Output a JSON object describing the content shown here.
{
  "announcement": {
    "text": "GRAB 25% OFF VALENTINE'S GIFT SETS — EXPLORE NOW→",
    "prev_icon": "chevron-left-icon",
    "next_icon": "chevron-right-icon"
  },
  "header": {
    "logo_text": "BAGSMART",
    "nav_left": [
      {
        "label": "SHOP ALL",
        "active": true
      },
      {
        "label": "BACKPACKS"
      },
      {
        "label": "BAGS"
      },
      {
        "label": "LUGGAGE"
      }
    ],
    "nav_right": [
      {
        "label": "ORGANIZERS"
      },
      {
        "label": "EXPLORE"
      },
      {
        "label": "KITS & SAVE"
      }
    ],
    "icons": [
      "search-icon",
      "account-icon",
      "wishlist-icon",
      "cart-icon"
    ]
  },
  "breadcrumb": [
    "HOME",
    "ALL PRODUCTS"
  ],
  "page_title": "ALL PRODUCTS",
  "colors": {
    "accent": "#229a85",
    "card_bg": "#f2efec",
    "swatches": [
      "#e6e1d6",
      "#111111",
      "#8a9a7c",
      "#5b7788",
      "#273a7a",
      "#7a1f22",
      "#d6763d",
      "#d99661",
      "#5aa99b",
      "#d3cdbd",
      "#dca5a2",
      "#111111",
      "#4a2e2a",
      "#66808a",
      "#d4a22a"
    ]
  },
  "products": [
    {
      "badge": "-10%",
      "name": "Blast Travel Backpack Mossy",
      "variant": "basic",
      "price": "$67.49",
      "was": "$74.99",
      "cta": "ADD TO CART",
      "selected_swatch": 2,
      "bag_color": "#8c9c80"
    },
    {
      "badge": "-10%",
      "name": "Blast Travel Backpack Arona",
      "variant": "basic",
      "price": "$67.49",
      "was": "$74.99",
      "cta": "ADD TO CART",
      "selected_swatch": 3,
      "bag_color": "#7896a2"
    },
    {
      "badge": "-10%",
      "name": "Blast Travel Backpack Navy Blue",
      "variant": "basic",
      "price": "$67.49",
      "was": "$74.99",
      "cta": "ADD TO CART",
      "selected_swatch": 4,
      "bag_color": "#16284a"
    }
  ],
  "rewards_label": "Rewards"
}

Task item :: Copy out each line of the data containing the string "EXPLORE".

Result for this task ::
    "text": "GRAB 25% OFF VALENTINE'S GIFT SETS — EXPLORE NOW→",
        "label": "EXPLORE"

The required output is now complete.